Task directions:
Report how many lines in the records hold the string "this"; give the number and nothing else.

Information:
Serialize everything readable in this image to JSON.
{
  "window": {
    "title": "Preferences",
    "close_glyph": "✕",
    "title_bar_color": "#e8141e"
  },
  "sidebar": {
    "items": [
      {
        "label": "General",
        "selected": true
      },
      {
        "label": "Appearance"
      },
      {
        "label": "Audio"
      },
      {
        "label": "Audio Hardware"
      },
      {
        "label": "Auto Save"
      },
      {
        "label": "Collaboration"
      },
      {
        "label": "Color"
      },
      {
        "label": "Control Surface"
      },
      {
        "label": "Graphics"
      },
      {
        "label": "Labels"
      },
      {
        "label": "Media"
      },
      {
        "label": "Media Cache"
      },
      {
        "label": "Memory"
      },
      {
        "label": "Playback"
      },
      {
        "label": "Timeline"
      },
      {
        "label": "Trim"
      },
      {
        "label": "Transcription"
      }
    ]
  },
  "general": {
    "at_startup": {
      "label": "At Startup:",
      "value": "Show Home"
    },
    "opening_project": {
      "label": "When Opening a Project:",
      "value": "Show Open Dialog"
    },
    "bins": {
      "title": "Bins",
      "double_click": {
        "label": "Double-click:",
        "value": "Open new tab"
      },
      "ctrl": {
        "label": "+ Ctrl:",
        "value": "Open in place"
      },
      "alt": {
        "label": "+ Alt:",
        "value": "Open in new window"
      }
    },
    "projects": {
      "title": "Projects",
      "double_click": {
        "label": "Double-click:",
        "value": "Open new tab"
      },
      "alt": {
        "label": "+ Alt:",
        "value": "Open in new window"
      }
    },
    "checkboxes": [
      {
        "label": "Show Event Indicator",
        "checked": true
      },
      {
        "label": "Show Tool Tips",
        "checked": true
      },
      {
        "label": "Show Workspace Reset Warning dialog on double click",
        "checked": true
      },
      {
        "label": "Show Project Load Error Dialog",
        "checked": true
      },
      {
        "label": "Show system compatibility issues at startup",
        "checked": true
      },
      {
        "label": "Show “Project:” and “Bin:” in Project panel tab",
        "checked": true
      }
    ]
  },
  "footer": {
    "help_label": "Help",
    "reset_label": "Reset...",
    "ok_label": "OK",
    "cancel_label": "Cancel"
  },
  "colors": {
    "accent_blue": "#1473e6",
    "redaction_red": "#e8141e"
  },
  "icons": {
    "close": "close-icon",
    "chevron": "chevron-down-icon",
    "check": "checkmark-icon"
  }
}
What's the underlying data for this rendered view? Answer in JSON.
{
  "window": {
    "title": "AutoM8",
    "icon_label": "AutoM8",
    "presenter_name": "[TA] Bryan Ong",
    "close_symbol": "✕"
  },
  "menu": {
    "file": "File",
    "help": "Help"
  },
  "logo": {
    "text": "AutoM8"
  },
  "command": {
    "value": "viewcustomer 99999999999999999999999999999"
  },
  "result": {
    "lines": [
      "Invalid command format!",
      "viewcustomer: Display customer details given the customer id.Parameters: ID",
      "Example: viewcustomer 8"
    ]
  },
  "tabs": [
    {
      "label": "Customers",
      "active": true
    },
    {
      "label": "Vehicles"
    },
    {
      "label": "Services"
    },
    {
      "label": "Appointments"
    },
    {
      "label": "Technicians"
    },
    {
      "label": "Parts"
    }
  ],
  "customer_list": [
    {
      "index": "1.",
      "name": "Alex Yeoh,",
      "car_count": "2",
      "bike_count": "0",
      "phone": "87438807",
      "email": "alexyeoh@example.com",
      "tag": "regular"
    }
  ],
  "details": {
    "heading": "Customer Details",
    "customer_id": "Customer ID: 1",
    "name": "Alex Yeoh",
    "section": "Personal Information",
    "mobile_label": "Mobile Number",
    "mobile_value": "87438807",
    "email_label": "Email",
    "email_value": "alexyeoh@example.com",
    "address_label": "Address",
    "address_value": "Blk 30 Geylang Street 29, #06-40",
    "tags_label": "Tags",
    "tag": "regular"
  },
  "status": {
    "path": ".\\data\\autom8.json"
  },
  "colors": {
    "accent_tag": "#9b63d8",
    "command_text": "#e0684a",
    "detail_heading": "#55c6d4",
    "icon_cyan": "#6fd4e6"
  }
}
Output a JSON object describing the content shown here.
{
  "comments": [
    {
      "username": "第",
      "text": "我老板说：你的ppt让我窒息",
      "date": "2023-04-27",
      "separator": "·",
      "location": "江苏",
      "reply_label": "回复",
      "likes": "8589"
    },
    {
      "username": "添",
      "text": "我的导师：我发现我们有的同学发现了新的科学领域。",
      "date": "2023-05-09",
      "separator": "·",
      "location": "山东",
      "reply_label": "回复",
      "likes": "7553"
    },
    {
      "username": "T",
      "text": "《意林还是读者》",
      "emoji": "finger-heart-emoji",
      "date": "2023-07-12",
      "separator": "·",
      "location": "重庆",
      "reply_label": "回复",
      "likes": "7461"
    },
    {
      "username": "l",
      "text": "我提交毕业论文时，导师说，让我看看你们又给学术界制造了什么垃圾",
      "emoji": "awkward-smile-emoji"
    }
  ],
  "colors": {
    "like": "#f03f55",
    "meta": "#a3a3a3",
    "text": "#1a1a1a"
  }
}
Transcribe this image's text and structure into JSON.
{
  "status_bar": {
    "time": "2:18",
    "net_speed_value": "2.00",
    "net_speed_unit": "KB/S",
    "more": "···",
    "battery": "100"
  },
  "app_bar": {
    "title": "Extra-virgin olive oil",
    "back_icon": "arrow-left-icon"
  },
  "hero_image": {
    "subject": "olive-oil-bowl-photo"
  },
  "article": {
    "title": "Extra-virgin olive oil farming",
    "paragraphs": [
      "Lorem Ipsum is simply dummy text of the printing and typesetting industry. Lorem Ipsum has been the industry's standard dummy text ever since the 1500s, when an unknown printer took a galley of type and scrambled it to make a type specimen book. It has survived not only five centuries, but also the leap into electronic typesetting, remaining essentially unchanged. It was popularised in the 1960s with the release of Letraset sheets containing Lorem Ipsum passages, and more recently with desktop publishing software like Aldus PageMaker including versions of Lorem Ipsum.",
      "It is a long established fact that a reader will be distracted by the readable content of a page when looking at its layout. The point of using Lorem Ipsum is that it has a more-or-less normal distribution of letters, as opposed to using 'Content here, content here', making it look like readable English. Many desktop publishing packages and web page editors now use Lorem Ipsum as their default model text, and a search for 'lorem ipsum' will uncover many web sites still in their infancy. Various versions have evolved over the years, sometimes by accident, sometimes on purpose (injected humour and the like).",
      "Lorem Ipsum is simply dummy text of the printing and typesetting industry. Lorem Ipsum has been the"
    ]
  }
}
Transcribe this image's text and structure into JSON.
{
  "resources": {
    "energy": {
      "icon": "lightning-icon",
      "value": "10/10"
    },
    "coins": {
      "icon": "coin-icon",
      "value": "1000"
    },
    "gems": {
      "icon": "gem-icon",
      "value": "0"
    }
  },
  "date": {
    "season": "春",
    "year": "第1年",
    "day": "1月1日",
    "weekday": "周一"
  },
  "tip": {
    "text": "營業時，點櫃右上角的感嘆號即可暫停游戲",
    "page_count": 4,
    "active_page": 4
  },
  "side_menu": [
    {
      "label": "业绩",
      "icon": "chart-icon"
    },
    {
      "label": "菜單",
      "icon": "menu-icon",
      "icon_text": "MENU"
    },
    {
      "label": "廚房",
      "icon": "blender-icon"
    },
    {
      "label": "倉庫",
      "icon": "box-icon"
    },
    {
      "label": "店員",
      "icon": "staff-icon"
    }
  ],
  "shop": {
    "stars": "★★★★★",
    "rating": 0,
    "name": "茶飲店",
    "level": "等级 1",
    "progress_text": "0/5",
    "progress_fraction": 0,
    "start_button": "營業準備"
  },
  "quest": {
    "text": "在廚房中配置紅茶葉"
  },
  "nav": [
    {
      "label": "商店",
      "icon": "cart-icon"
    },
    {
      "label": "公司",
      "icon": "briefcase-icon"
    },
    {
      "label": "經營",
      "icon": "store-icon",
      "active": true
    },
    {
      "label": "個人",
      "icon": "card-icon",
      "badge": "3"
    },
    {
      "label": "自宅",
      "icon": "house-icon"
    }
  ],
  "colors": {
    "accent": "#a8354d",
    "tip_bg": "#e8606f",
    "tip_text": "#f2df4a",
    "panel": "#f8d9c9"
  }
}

Result below:
4